With the Suitcase Entrepreneur I see this playing out by the need to emphasize the "suitcase" as much as the entrepreneur.

Lulu Lemon Athletica suffers from the "athletica" part, as their street line is explained as being for "to and from the gym" as opposed to just clothing for an active life.  Some of it is great, but I think that many of their pieces would be better if they were straight shirts for example rather than something built for a sport. Because they’re a sporting line however, shirts have multi coloured panels or pockets for golf tees or other design features that I personally don’t need or want. 

Life Athletics might suffer from the same problem.
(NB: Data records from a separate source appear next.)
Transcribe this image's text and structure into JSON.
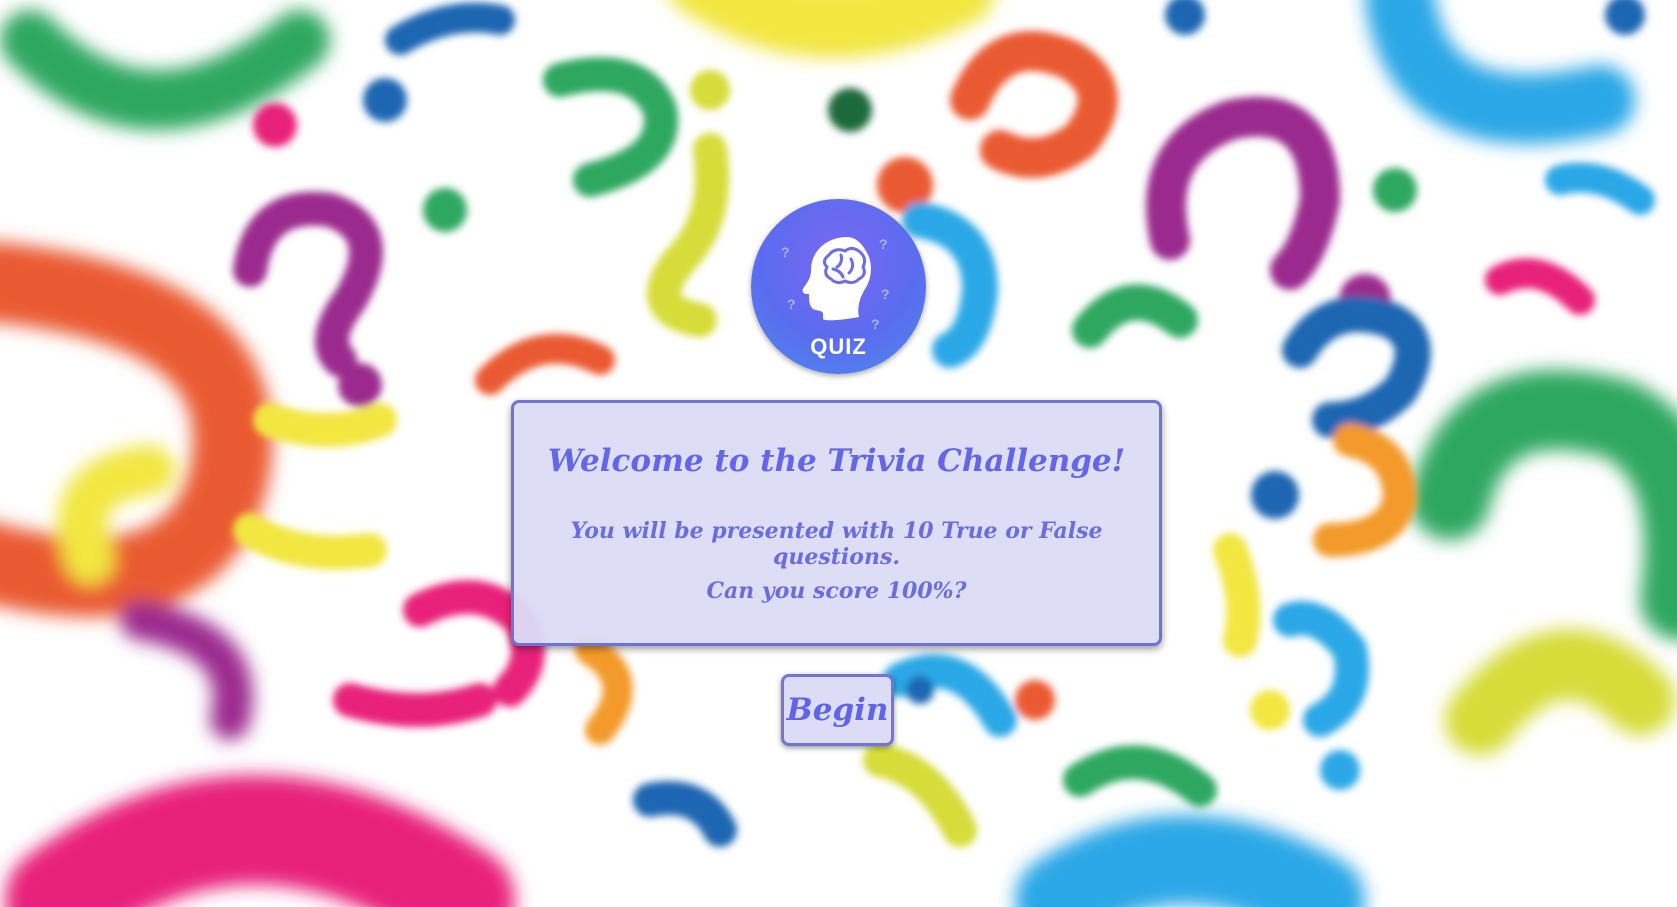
{
  "logo": {
    "icon": "brain-head-icon",
    "label": "QUIZ"
  },
  "intro": {
    "title": "Welcome to the Trivia Challenge!",
    "line1": "You will be presented with 10 True or False questions.",
    "line2": "Can you score 100%?"
  },
  "actions": {
    "begin_label": "Begin"
  },
  "colors": {
    "text_accent": "#6266e8",
    "panel_bg": "#dbdbf6",
    "panel_border": "#6f72d6",
    "logo_gradient_top": "#7a68f0",
    "logo_gradient_bottom": "#4b8bea"
  }
}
Many people see the "Athletics" part of the name and think that this is a site about health and fitness exclusively, or think that it's just for jocks, and that's simply not the case.

I’ve thought of renaming it but I like the name and others seem to as well.  

Other variations sound a little too "self helpy" and that was something I wanted to avoid. "Life Training", "Life Building" and so on, gave me a feeling of drudgery or the need to fix something that I didn't get from the name "Life Athletics". 

The problem remains that it evokes images of gym classes, sweat, scraped knees, being picked last and other unfortunate connections to possibly bad memories for some. 

All I can hope is that Life Athletes are able to get past whatever mental blocks they might have and embrace the idea that "training" just means doing something repeatedly that is designed to help you improve in a given skill, attribute or task, and that this can be a fun thing.

That said... I suppose that I’ll be pushing an athletic element in any future challenges I do and I do love travel so... I’ll stop resisting and answer the question. 

It’s actually kind of tough to answer this simply as there are so many places I want to go to BUT at the moment, my main desire would be to go somewhere tropical where I could SCUBA dive, swim, sail and maybe finally learn to surf. A place with a good internet connection would be ideal so that I could work on the site in the evenings. 

What I’d need to bring, beach clothes, my gymnastics rings, (cabins usually have GREAT beams to hang rings and all of a sudden pullups, dips, rows and pushups become a lot more fun. Throw in squats, the occasional sprint session on the beach and some stretching and ... well you know what I’d like to be doing now.), I’d also take my ebook reader and some note books. 

From my answer, I see that the daily routines that make me healthy, happy and productive are second nature to me while I travel and I see them as additional tasks while at home. Okay, okay... the travel angle was beneficial after all ;)